Articles | Volume 17, issue 10
Nat. Hazards Earth Syst. Sci., 17, 1713–1723, 2017

Special issue: Landslide early warning systems: monitoring systems, rainfall...

Nat. Hazards Earth Syst. Sci., 17, 1713–1723, 2017

Research article 06 Oct 2017

Research article | 06 Oct 2017

Big data managing in a landslide early warning system: experience from a ground-based interferometric radar application

Emanuele Intrieri1, Federica Bardi1, Riccardo Fanti1, Giovanni Gigli1, Francesco Fidolini2, Nicola Casagli1, Sandra Costanzo3, Antonio Raffo3, Giuseppe Di Massa3, Giovanna Capparelli3, and Pasquale Versace3 Emanuele Intrieri et al.
  • 1Department of Earth Sciences, University of Florence, via La Pira 4, 50121, Florence, Italy
  • 2Pizzi Terra srl, via di Ripoli 207H, 50126, Florence, Italy
  • 3Department of Informatics, Modeling, Electronics and System Engineering, University of Calabria, Ponte Pietro Bucci, Cube 41b, 87036, Arcavacata di Rende (CS), Italy

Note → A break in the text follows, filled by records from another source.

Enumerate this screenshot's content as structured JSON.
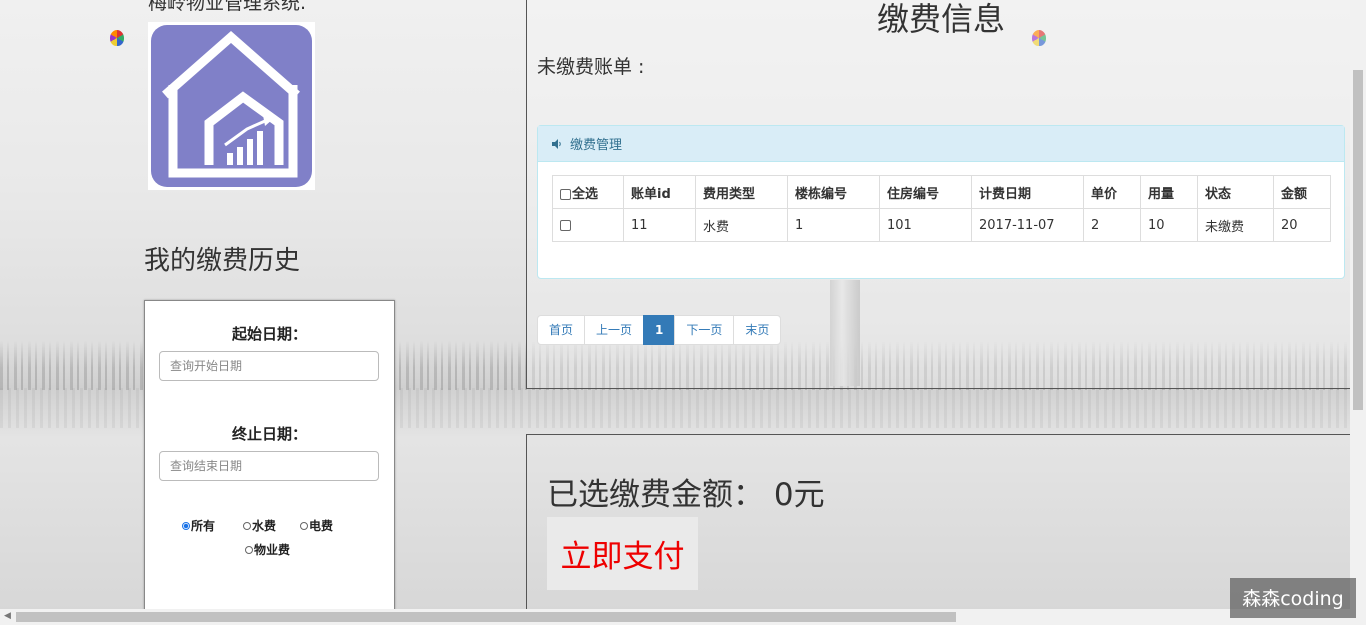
{
  "left": {
    "system_title": "梅岭物业管理系统.",
    "history_title": "我的缴费历史",
    "filter": {
      "start_label": "起始日期：",
      "start_placeholder": "查询开始日期",
      "end_label": "终止日期：",
      "end_placeholder": "查询结束日期",
      "options": [
        "所有",
        "水费",
        "电费",
        "物业费"
      ],
      "selected": "所有"
    }
  },
  "main": {
    "heading": "缴费信息",
    "unpaid_label": "未缴费账单 :",
    "panel_title": "缴费管理",
    "table": {
      "headers": [
        "全选",
        "账单id",
        "费用类型",
        "楼栋编号",
        "住房编号",
        "计费日期",
        "单价",
        "用量",
        "状态",
        "金额"
      ],
      "rows": [
        [
          "",
          "11",
          "水费",
          "1",
          "101",
          "2017-11-07",
          "2",
          "10",
          "未缴费",
          "20"
        ]
      ]
    },
    "pagination": [
      "首页",
      "上一页",
      "1",
      "下一页",
      "末页"
    ],
    "active_page": "1",
    "selected_amount": "已选缴费金额： 0元",
    "pay_button": "立即支付"
  },
  "watermark": "森森coding",
  "colors": {
    "panel_heading_bg": "#d9edf7",
    "panel_heading_text": "#31708f",
    "active_page": "#337ab7",
    "pay_button_text": "#ee0000",
    "logo_bg": "#8080c8"
  },
  "icons": {
    "panel_icon": "volume-icon",
    "logo": "house-chart-icon",
    "balloon": "balloon-icon"
  }
}
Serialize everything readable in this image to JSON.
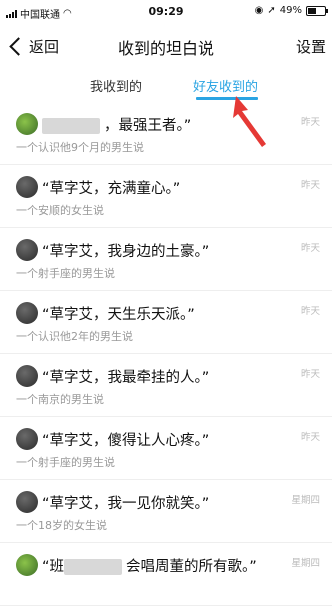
{
  "status": {
    "carrier": "中国联通",
    "time": "09:29",
    "battery": "49%",
    "battery_level": 0.49
  },
  "nav": {
    "back": "返回",
    "title": "收到的坦白说",
    "settings": "设置"
  },
  "tabs": {
    "received": "我收到的",
    "friends": "好友收到的"
  },
  "items": [
    {
      "message": "，最强王者。”",
      "sub": "一个认识他9个月的男生说",
      "time": "昨天"
    },
    {
      "message": "“草字艾，充满童心。”",
      "sub": "一个安顺的女生说",
      "time": "昨天"
    },
    {
      "message": "“草字艾，我身边的土豪。”",
      "sub": "一个射手座的男生说",
      "time": "昨天"
    },
    {
      "message": "“草字艾，天生乐天派。”",
      "sub": "一个认识他2年的男生说",
      "time": "昨天"
    },
    {
      "message": "“草字艾，我最牵挂的人。”",
      "sub": "一个南京的男生说",
      "time": "昨天"
    },
    {
      "message": "“草字艾，傻得让人心疼。”",
      "sub": "一个射手座的男生说",
      "time": "昨天"
    },
    {
      "message": "“草字艾，我一见你就笑。”",
      "sub": "一个18岁的女生说",
      "time": "星期四"
    },
    {
      "message": "“班",
      "message_suffix": "会唱周董的所有歌。”",
      "sub": "",
      "time": "星期四"
    }
  ]
}
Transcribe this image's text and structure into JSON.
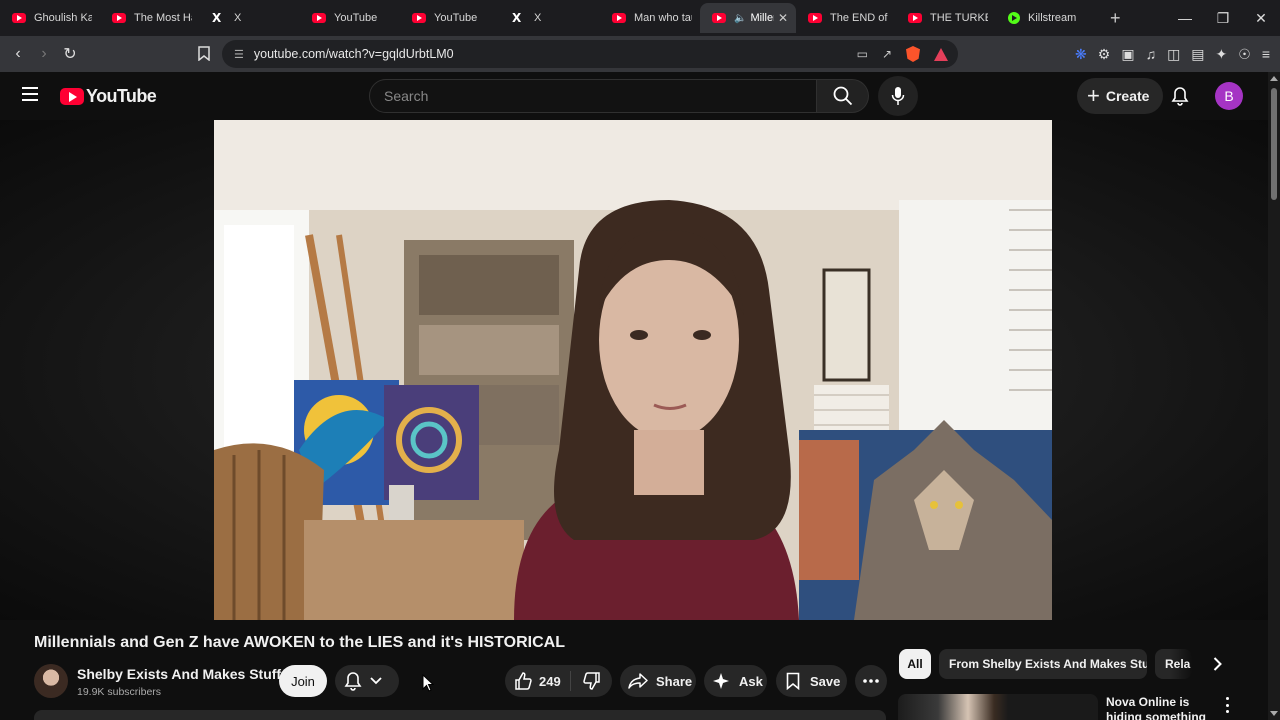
{
  "browser": {
    "tabs": [
      {
        "label": "Ghoulish Kara",
        "icon": "youtube-icon"
      },
      {
        "label": "The Most Hat",
        "icon": "youtube-icon"
      },
      {
        "label": "X",
        "icon": "x-icon"
      },
      {
        "label": "YouTube",
        "icon": "youtube-icon"
      },
      {
        "label": "YouTube",
        "icon": "youtube-icon"
      },
      {
        "label": "X",
        "icon": "x-icon"
      },
      {
        "label": "Man who tau",
        "icon": "youtube-icon"
      },
      {
        "label": "Miller",
        "icon": "youtube-icon",
        "active": true,
        "audio": true
      },
      {
        "label": "The END of L",
        "icon": "youtube-icon"
      },
      {
        "label": "THE TURKEY",
        "icon": "youtube-icon"
      },
      {
        "label": "Killstream",
        "icon": "kick-icon"
      }
    ],
    "url": "youtube.com/watch?v=gqldUrbtLM0"
  },
  "masthead": {
    "logo_text": "YouTube",
    "search_placeholder": "Search",
    "create_label": "Create",
    "avatar_letter": "B"
  },
  "video": {
    "title": "Millennials and Gen Z have AWOKEN to the LIES and it's HISTORICAL",
    "channel_name": "Shelby Exists And Makes Stuff",
    "subscribers": "19.9K subscribers",
    "join_label": "Join",
    "like_count": "249",
    "share_label": "Share",
    "ask_label": "Ask",
    "save_label": "Save"
  },
  "sidebar": {
    "chips": [
      "All",
      "From Shelby Exists And Makes Stuff",
      "Rela"
    ],
    "recommendation_title": "Nova Online is hiding something"
  },
  "colors": {
    "youtube_red": "#ff0033",
    "background": "#0f0f0f",
    "avatar": "#a534c4"
  }
}
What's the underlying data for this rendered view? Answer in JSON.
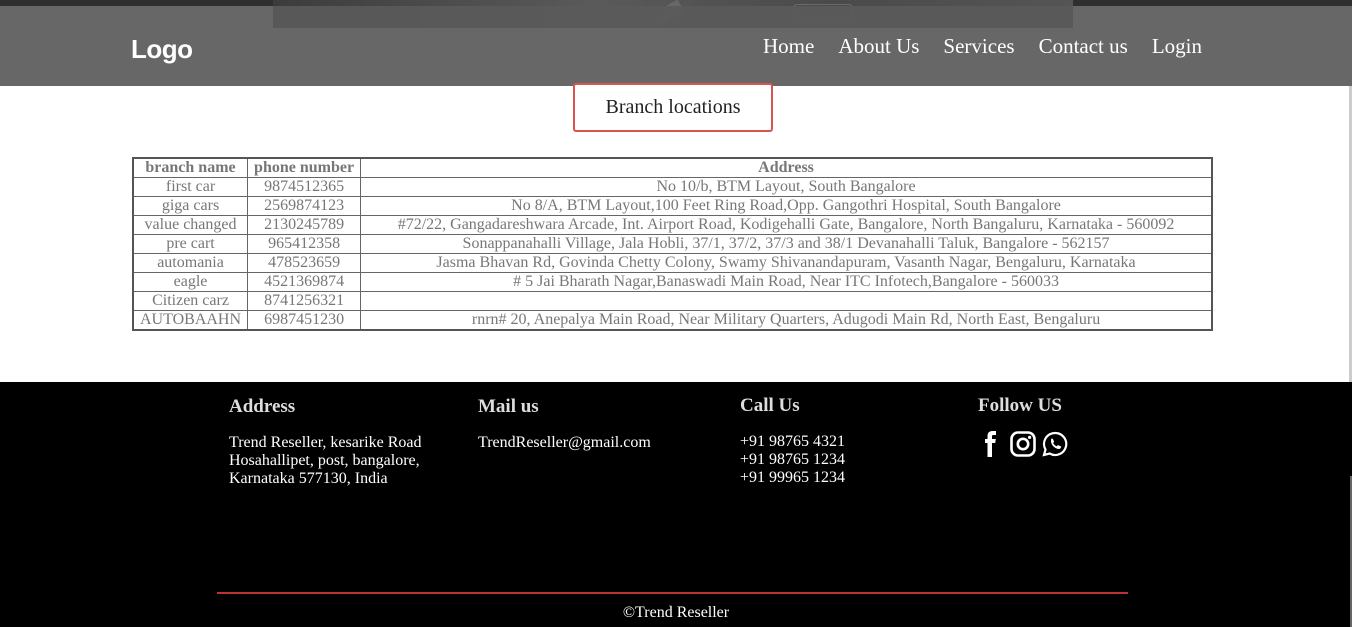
{
  "header": {
    "logo": "Logo",
    "nav": [
      "Home",
      "About Us",
      "Services",
      "Contact us",
      "Login"
    ]
  },
  "branch_button": "Branch locations",
  "table": {
    "headers": [
      "branch name",
      "phone number",
      "Address"
    ],
    "rows": [
      [
        "first car",
        "9874512365",
        "No 10/b, BTM Layout, South Bangalore"
      ],
      [
        "giga cars",
        "2569874123",
        "No 8/A, BTM Layout,100 Feet Ring Road,Opp. Gangothri Hospital, South Bangalore"
      ],
      [
        "value changed",
        "2130245789",
        "#72/22, Gangadareshwara Arcade, Int. Airport Road, Kodigehalli Gate, Bangalore, North Bangaluru, Karnataka - 560092"
      ],
      [
        "pre cart",
        "965412358",
        "Sonappanahalli Village, Jala Hobli, 37/1, 37/2, 37/3 and 38/1 Devanahalli Taluk, Bangalore - 562157"
      ],
      [
        "automania",
        "478523659",
        "Jasma Bhavan Rd, Govinda Chetty Colony, Swamy Shivanandapuram, Vasanth Nagar, Bengaluru, Karnataka"
      ],
      [
        "eagle",
        "4521369874",
        "# 5 Jai Bharath Nagar,Banaswadi Main Road, Near ITC Infotech,Bangalore - 560033"
      ],
      [
        "Citizen carz",
        "8741256321",
        ""
      ],
      [
        "AUTOBAAHN",
        "6987451230",
        "rnrn# 20, Anepalya Main Road, Near Military Quarters, Adugodi Main Rd, North East, Bengaluru"
      ]
    ]
  },
  "footer": {
    "address_title": "Address",
    "address_lines": [
      "Trend Reseller, kesarike Road",
      "Hosahallipet, post, bangalore,",
      "Karnataka 577130, India"
    ],
    "mail_title": "Mail us",
    "mail": "TrendReseller@gmail.com",
    "call_title": "Call Us",
    "phones": [
      "+91 98765 4321",
      "+91 98765 1234",
      "+91 99965 1234"
    ],
    "follow_title": "Follow US",
    "social_icons": [
      "facebook-icon",
      "instagram-icon",
      "whatsapp-icon"
    ],
    "copyright": "©Trend Reseller",
    "rule_color": "#b33333"
  }
}
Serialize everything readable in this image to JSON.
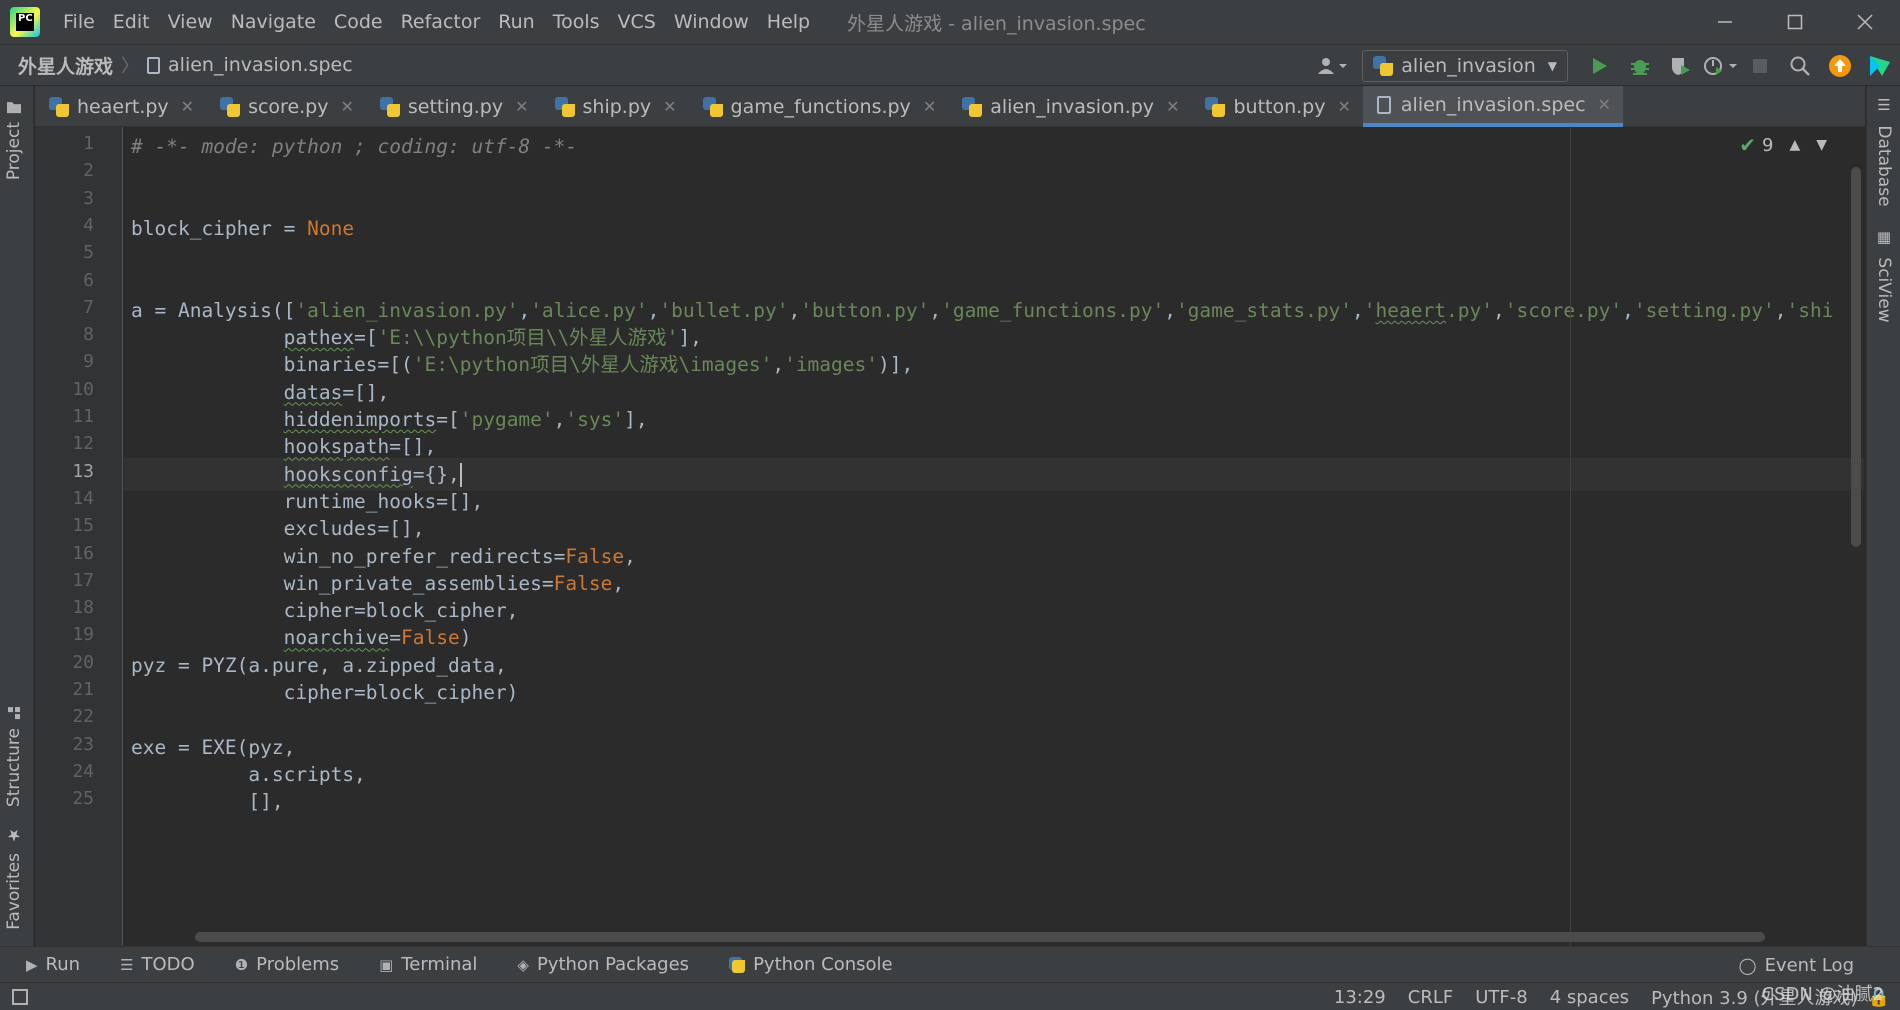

Abstract. A big challenge in terms or landslide risk mitigation is represented by increasing the resiliency of society exposed to the risk. Among the possible strategies with which to reach this goal, there is the implementation of early warning systems. This paper describes a procedure to improve early warning activities in areas affected by high landslide risk, such as those classified as critical infrastructures for their central role in society.

This research is part of the project LEWIS (Landslides Early Warning Integrated System): An Integrated System for Landslide Monitoring, Early Warning and Risk Mitigation along Lifelines.

LEWIS is composed of a susceptibility assessment methodology providing information for single points and areal monitoring systems, a data transmission network and a data collecting and processing center (DCPC), where readings from all monitoring systems and mathematical models converge and which sets the basis for warning and intervention activities.

The aim of this paper is to show how logistic issues linked to advanced monitoring techniques, such as big data transfer and storing, can be dealt with compatibly with an early warning system. Therefore, we focus on the interaction between an areal monitoring tool (a ground-based interferometric radar) and the DCPC. By converting complex data into ASCII strings and through appropriate data cropping and average, and by implementing an algorithm for line-of-sight correction, we managed to reduce the data daily output without compromising the capability for performing.

Short summary
Landslides are a threat not only to people but also to important infrastructure, like highways. Nowadays there are several monitoring systems that are able to detect slope displacements in order to give prompt alarms. On the other hand, such instruments produce a huge amount of information, which is often not totally used and which can also represent an issue for data storage and transmission. In this paper we explain how we dealt with the large quantity of data provided by one of these tools.
Final-revised paper